  5. #5
    Join Date
    Nov 2009

    Default I've learned a little trick

    when I go target practicing , I take along my lead catcher.
    It is a thick plate of lead, I formed in a large cookie sheet. I place my targets over the front of it and the rounds just accumulate right in it. Once in a while I remelt it and straiten it but for the most part it stays in tact. that way i'm not throwing lead away . only burning up gun powder and primers. even my pellet rounds remain in the plate an almost seem to meld right in on impact. some copper jaketed rounds at close range are a little rough on it ,but sense the copper melts at a higher temp it is easy to seperate. Of corse if you have it at the range and invite your friends to your target ,they add to your collection of lead. (and there is no dirt in it ). definately want to handle it with gloves and it's own box to carry it , but it is worth the efort in so many aspects.

  6. #6

    Default The other half of the story....

    What I meant to mention in my original post but forgot.

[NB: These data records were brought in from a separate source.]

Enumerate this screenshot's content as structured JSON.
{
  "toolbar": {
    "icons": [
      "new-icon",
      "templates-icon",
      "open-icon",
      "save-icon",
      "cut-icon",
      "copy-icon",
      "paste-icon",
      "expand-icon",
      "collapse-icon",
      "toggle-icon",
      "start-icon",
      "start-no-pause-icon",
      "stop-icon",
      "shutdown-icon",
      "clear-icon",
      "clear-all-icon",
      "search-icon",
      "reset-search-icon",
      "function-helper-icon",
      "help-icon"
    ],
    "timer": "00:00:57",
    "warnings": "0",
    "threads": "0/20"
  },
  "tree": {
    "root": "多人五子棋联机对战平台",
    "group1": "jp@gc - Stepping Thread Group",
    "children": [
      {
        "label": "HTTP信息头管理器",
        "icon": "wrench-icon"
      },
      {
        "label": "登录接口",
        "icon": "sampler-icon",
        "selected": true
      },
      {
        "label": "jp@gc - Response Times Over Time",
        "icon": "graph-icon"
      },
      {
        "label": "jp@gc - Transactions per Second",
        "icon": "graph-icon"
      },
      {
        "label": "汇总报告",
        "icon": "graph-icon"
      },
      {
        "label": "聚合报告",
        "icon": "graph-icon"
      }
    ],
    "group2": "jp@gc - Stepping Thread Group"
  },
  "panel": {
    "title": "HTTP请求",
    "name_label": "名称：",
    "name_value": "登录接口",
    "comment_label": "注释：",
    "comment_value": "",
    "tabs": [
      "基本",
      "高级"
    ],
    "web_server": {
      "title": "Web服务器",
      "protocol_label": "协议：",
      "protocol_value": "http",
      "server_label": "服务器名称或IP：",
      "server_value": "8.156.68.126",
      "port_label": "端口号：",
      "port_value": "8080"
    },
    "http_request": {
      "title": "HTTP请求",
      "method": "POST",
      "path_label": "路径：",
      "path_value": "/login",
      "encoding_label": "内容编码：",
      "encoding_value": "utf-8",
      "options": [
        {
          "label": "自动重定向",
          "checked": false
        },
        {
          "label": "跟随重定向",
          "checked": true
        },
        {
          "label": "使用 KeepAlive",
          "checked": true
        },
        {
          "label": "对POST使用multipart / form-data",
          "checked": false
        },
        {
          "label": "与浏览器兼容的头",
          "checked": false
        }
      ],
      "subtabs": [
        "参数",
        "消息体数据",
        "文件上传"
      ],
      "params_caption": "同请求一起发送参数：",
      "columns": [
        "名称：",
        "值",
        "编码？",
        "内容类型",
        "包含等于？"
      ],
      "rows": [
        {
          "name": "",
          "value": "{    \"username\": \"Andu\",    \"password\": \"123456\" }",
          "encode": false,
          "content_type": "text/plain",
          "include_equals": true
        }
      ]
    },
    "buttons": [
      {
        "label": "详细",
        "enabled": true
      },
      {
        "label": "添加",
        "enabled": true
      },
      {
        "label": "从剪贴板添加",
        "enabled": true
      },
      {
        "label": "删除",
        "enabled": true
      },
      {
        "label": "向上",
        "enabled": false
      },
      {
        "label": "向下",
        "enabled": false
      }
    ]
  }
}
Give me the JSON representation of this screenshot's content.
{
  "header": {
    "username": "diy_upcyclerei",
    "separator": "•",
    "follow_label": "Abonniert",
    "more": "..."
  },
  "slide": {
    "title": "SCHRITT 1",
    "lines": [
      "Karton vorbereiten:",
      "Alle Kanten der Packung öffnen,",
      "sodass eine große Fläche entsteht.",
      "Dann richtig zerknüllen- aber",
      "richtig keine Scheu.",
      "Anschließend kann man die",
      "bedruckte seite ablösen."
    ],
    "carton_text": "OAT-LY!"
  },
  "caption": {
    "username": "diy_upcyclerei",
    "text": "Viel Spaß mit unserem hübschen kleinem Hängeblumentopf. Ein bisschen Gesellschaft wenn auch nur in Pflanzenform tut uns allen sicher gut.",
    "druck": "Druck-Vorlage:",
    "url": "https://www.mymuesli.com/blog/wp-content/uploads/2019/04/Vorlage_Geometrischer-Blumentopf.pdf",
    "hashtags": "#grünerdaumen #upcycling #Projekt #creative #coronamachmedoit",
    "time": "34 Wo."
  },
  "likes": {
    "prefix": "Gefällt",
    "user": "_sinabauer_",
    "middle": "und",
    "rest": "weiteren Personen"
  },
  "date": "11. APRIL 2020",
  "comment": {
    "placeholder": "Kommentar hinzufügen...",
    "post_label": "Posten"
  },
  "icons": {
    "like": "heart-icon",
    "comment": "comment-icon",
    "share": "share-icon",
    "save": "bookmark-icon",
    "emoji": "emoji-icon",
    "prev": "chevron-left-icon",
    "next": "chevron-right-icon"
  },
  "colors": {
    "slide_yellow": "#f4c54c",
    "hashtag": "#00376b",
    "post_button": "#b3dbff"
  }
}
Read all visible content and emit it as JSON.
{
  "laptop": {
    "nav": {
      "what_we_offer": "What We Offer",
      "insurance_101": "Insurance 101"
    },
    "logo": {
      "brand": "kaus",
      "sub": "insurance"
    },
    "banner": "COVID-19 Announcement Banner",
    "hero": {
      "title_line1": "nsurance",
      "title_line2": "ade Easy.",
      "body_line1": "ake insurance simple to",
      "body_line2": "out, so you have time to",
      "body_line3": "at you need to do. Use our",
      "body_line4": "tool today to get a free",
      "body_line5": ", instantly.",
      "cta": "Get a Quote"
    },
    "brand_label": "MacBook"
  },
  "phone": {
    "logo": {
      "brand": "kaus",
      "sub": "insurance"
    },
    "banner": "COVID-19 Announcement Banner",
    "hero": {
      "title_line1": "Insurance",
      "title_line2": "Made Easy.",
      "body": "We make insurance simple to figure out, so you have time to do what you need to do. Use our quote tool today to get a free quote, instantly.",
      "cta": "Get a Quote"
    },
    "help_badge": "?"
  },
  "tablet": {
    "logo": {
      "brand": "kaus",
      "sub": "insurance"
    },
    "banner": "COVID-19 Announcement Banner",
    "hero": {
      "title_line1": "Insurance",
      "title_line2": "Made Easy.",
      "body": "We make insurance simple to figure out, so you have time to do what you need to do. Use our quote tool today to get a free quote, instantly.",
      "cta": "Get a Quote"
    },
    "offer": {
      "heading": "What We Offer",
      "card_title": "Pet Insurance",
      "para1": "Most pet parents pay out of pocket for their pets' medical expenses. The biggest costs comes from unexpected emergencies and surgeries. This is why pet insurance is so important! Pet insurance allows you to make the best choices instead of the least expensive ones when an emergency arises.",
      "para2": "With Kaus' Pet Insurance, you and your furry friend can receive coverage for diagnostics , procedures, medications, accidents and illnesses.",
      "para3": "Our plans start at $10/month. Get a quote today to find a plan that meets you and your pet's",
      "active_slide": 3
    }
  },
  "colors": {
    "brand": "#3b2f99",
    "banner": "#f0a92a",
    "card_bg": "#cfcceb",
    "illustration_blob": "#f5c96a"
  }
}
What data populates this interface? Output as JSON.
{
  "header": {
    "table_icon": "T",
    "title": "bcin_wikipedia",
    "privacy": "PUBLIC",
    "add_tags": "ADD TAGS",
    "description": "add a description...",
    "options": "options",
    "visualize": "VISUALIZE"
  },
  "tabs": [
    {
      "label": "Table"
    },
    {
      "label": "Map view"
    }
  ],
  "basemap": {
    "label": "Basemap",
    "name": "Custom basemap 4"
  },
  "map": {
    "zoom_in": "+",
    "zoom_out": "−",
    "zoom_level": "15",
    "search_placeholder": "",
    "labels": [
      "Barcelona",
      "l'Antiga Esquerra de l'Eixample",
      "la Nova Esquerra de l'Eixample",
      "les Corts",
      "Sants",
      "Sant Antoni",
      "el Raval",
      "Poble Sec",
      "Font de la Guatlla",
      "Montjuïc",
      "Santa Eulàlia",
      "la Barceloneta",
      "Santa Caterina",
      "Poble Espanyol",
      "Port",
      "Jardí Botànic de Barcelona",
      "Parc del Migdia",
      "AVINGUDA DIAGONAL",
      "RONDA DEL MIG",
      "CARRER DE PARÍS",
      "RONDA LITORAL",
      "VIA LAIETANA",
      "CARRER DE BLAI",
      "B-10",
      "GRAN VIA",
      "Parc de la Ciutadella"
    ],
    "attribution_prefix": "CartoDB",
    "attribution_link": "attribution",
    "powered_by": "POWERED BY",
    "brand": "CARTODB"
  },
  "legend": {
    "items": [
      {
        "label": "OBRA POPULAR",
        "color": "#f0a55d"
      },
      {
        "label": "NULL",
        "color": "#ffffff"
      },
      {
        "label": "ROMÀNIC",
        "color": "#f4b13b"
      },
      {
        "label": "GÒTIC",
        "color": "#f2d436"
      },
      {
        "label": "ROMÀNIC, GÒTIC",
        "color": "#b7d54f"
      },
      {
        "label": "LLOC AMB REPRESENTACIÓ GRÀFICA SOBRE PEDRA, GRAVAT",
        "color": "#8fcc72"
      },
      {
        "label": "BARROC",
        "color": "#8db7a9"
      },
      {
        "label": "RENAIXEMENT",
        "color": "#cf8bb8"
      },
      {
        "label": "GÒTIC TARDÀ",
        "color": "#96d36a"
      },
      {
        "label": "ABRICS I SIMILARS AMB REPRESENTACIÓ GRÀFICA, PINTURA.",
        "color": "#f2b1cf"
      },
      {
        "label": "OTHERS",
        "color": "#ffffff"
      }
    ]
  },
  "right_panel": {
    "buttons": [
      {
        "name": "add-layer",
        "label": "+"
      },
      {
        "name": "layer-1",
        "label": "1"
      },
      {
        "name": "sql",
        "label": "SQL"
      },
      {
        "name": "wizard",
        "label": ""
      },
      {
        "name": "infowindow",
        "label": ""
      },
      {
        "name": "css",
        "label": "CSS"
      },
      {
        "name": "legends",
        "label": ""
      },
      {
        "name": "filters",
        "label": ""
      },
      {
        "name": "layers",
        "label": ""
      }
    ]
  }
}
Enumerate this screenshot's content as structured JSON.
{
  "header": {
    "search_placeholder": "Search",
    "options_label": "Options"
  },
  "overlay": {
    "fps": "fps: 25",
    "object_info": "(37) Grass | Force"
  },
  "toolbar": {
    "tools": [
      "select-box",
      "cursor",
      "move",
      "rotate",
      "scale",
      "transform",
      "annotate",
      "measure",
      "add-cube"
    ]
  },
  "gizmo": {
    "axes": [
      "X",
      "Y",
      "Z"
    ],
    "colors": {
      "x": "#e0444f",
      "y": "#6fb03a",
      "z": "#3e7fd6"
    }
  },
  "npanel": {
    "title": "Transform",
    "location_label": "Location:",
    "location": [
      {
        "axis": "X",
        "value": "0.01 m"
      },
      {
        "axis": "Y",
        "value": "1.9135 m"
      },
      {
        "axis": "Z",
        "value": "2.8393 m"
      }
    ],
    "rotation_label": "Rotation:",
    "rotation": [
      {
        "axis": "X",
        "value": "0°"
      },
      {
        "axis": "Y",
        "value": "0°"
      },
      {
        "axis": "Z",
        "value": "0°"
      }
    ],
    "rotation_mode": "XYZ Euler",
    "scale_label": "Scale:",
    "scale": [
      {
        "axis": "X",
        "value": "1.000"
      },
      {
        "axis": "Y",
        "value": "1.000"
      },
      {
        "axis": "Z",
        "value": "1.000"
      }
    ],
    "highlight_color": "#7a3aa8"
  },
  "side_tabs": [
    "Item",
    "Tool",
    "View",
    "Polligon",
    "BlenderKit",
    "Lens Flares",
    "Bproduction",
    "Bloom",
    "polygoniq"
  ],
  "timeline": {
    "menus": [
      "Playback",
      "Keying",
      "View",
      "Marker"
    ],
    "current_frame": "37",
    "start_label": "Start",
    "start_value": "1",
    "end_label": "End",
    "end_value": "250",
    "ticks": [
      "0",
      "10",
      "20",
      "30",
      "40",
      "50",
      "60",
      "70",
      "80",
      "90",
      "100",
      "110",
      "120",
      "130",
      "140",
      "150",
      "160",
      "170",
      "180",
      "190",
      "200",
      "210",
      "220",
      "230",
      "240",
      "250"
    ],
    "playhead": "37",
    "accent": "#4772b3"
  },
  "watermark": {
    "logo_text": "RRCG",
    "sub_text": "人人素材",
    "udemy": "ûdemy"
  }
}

Another reason for bringing my dad some home cast conicals is to pick his brain a bit about making a custom mold for me. My dad is the owner / operator of a tool and die shop. Being partly retired, he has plenty of time to tinker around and making neat things for his son Not sure if he'd actually be able to machine a bullet mold for me, but I'm sure he'd be willing to give it a shot.

    So, what I've been thinking about is, if you could have a custom mold made to cast any design muzzleloader bullet you wanted, what would that design look like? I know there are already lots of good designs out there. I'm not looking to build a better mousetrap, just to build "my mousetrap." The Kid designed a custom mold last year, sure would love to see pictures of the projectiles it casts... My initial thoughts are to go on the heavy end, in the 450-475 range or so for a .50 caliber. I'm pretty fond of the Buffalo Bullet and Great Plains Bullet design.

    What do others think? I know BrownBear will have some insight to provide

    Happy Thanksgiving,


  7. #7


    I doubt you need something this big, but all the 58 caliber shooters I know are hungry for a .575 version of the Lyman plains bullet. While you're at it, TC Maxi molds in .575 are scarce as hens teeth on the used market and command premium prices. A plains bullet in 45 caliber would certainly be useful too. Best thing about that configuration, you can pack in a lot of weight without getting too long to stabilize in standard medium- or fast-twist rates.

  8. #8

    Default YUP!

    [QUOTE=BrownBear;621232]ITC Maxi molds in .575 are scarce as hens teeth on the used market and command premium prices. QUOTE]

    I've been looking for a TC Maxi Ball mold in .575 (555 grain) for a dog's age...just don't seem to be any around. If anyone has a line on one I'd be indebted for the referral....

    You know Brownbear my TC 58 barrel came with the muzzle reamed out to ease the starting of hard boollits: "With that large top band, you needed a hammer and a good swing to get them started in the bore" That reaming of the muzzle sure helps a lot to get them straight and lined-up for the squishin in the other lands/grooves.
    Yea though I walk through the valley of the shadow of death, I will fear no evil, for the shadow is mine and so is the valley. Thy Glock and thy M14 comfort me in days of civil unrest and terror

  9. #9


    Yeah, my hunting pard has that (I think TC calls it QLA or QLR) recess on his Big Boar, but neither of mine have it. Actually the TC Maxi isn't so tough to seat. It's the LEE REAL that's the bugger. It has an oversized top driving band that actually engraves into the rifling when you seat the bullet. Dandy for accuracy, but you sure want to be casting from pure lead in order to get it down the bore!

    BTW- I've seen a guy on fleabay that has one of the .575 Maxi molds, but rather than selling it, he's selling the Maxis. The price is great compared to those from TC, but I haven't ordered from him. Check him out if you can't find the mold.


Posting Permissions

  • You may not post new threads
  • You may not post replies
  • You may not post attachments
  • You may not edit your posts